● **YOUR INSTRUCTIONS**
Using the data below, copy out all lines with the word "image".

● **INPUT RECORDS**
####

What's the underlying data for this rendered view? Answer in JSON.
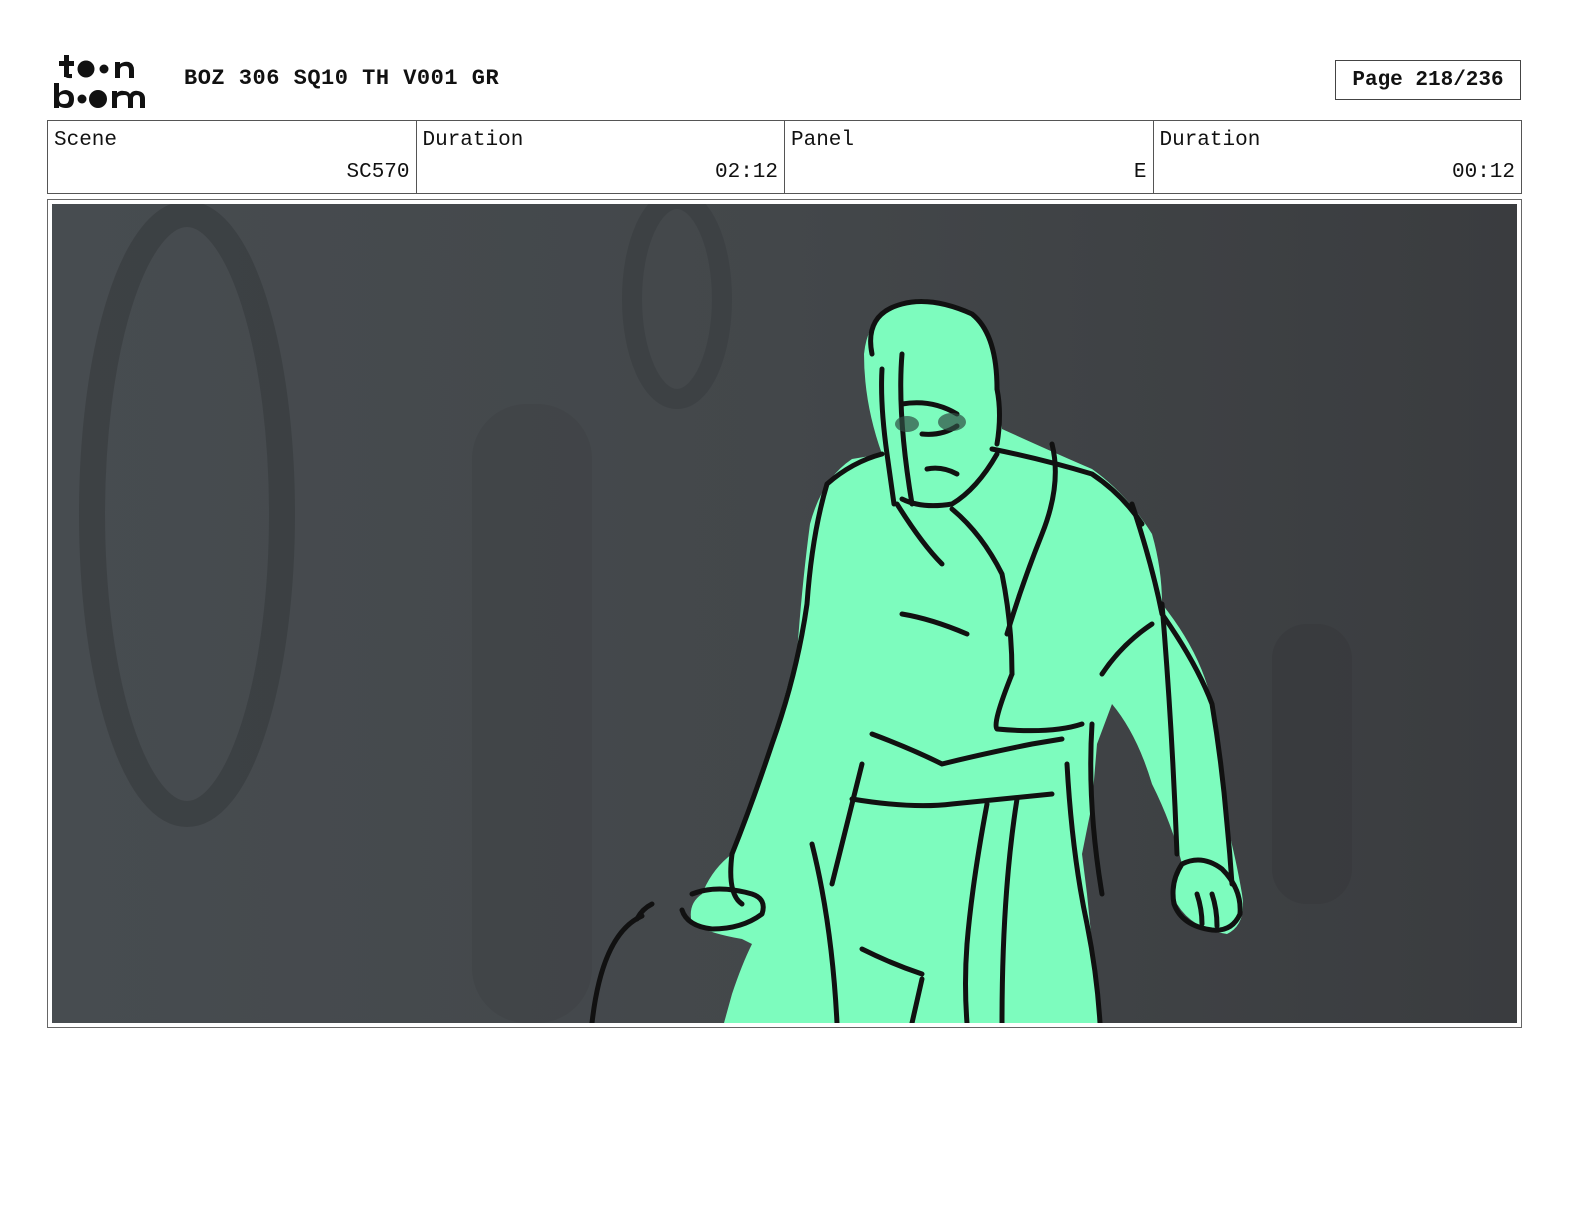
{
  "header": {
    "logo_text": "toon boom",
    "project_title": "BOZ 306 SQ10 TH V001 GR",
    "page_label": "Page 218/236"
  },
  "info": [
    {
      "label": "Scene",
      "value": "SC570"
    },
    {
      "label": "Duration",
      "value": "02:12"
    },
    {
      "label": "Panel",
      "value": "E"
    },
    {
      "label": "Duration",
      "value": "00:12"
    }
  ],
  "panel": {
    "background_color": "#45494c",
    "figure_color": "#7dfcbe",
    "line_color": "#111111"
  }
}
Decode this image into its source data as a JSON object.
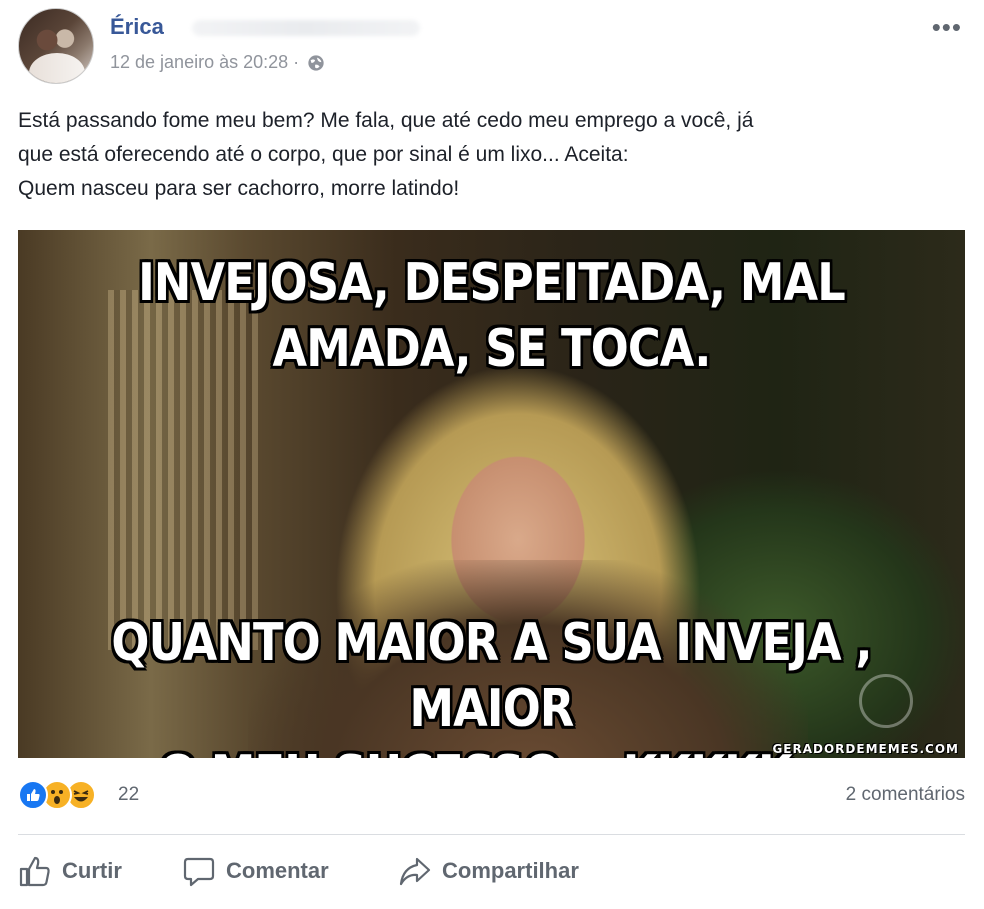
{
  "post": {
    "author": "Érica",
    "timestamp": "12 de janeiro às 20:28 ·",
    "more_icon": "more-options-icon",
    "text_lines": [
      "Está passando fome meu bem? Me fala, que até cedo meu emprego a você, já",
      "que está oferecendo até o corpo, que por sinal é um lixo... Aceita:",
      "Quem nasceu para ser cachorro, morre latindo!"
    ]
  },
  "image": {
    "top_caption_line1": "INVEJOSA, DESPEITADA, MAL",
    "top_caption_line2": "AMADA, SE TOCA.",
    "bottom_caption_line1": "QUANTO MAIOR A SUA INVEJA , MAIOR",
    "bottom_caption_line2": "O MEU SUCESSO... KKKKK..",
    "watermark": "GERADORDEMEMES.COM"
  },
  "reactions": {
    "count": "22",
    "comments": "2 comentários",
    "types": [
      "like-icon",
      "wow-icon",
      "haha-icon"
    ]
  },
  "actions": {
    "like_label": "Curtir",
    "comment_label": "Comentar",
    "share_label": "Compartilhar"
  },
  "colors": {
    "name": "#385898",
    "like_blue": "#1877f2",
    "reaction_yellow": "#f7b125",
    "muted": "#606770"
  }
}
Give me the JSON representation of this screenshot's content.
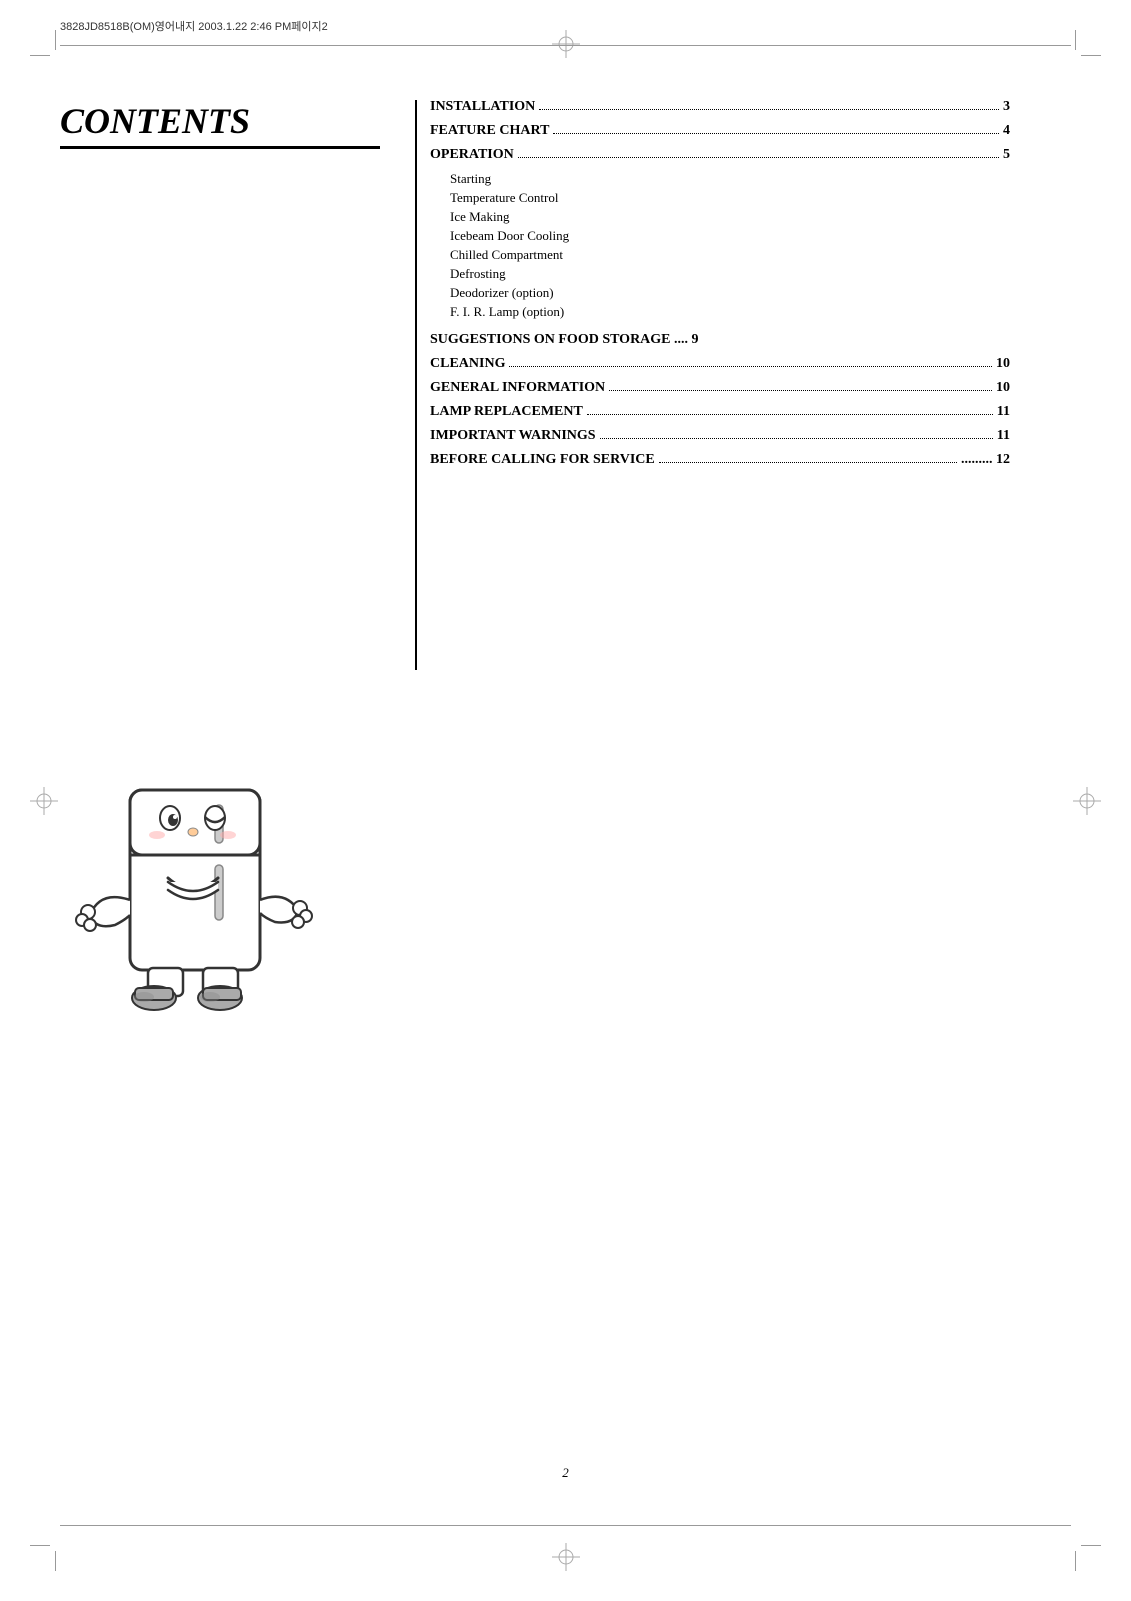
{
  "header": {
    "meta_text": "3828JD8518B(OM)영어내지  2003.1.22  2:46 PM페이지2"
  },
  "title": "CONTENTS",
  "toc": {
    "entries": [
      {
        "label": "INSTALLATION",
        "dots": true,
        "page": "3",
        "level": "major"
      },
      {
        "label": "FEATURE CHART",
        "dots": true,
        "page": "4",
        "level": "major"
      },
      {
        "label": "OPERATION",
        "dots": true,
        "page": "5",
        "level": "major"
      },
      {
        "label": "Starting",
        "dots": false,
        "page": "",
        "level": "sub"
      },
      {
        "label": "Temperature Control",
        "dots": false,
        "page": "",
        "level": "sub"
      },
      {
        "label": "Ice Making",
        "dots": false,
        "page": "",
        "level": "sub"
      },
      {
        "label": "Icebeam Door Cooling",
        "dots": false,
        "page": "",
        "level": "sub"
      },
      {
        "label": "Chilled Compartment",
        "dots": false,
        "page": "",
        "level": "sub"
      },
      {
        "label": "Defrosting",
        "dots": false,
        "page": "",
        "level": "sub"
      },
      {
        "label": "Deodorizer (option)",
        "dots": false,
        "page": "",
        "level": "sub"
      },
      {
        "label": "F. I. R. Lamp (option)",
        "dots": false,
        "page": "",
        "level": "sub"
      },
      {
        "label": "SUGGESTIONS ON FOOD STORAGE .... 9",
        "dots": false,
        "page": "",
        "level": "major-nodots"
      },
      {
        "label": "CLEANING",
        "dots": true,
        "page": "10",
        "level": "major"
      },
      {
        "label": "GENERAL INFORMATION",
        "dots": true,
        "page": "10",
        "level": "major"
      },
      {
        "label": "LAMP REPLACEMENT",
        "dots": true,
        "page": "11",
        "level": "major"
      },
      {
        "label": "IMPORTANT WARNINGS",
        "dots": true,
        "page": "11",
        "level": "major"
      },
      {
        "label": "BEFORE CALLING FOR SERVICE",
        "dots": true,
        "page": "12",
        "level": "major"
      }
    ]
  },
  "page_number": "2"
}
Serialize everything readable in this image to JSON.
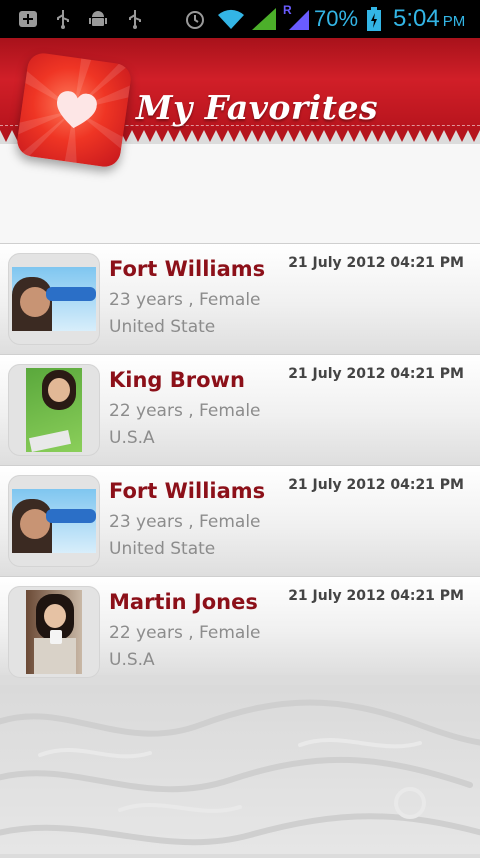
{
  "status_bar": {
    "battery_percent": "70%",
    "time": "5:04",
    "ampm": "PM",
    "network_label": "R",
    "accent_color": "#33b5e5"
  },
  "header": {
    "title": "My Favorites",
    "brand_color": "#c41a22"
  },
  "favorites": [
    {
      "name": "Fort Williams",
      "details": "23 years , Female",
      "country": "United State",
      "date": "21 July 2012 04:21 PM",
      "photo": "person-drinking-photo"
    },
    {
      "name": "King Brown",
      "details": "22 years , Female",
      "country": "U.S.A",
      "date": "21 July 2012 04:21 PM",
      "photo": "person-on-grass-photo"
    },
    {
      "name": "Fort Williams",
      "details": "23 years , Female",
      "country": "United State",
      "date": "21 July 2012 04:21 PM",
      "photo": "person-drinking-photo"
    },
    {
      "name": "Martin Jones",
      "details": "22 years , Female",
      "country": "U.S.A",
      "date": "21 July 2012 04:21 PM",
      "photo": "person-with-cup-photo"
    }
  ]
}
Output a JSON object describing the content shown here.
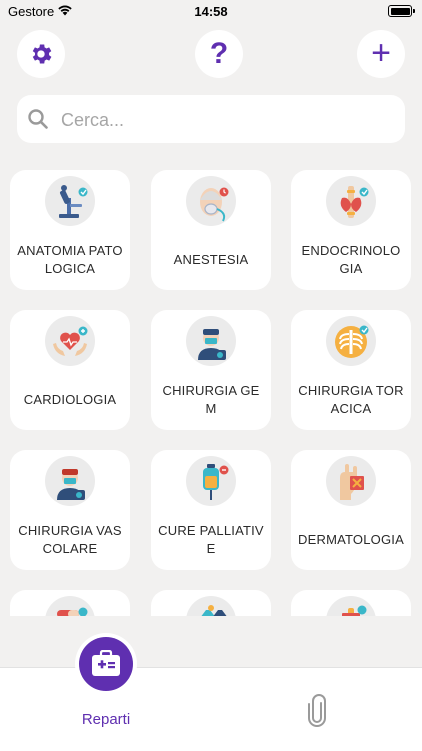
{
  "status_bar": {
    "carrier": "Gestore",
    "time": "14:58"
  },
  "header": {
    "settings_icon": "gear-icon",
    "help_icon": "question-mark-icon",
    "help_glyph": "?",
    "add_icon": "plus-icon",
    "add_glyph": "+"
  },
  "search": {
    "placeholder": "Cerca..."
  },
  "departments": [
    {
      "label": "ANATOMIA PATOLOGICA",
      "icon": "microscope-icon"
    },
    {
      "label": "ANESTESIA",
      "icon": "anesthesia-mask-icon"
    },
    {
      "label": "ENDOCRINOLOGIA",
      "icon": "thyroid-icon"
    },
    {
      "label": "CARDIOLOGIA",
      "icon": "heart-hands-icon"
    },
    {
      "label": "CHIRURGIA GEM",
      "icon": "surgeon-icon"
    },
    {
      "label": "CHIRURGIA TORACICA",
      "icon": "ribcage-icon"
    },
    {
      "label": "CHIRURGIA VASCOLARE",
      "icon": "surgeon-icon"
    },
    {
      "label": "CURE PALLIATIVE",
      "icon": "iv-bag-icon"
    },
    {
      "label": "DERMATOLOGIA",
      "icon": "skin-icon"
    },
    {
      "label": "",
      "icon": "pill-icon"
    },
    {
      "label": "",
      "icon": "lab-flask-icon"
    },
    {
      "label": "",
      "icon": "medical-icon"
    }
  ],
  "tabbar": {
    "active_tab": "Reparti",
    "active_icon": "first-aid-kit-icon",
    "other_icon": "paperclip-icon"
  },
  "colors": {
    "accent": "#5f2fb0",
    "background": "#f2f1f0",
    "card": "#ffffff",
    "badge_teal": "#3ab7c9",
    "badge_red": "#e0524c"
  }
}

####

● **SOLVED EXERCISE**
Decode this image into its source data as a JSON object.
  "image": {
Serialize everything readable in this image to JSON.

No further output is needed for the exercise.